Texan tap dancer and self-described ‘star lady’, Ann Miller, enjoyed a long and consistent career in Hollywood musicals. Rarely cast as romantic lead, and instead appearing as vamp or comedienne, Miller tended to feature in speciality roles designed to explore her own star persona as one of the fastest tappers in the business. With her legs reportedly insured for a million dollars, Miller’s strong association with the Black-identified form of tap and her energetic physical and vocal performance style formed the basis of both her appeal to casting executives and her disruption of typical constructions of white femininity. Her numbers, including notable appearances in Hey, Rookie (1944), On The Town (1949), Small Town Girl (1953), and Hit The Deck (1955), frequently incorporated deliberate musical signifiers of 'non-white' ethnicity to further codify Miller’s presence as liminal.
This paper explores the ways in which Miller’s onscreen musical numbers both promote and disguise the ‘problems’ of her offscreen stardom, focusing in particular on often explicitly racist discourses of exoticism and authenticity. The dual threat and attraction that Miller’s virtuosic body held for Hollywood – and its strategies to exploit and efface her star presence – typify the musical’s celebration of spectacular, individualised virtuosity and its intense anxieties around difference.

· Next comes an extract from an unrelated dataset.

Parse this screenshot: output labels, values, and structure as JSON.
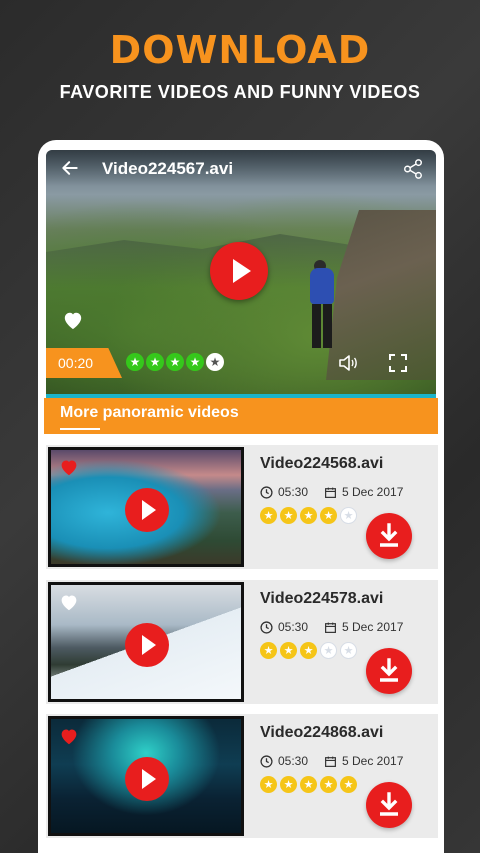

|Period||9 Mar 2022|
|Held at||University of York, United Kingdom|
|Degree of Recognition||International|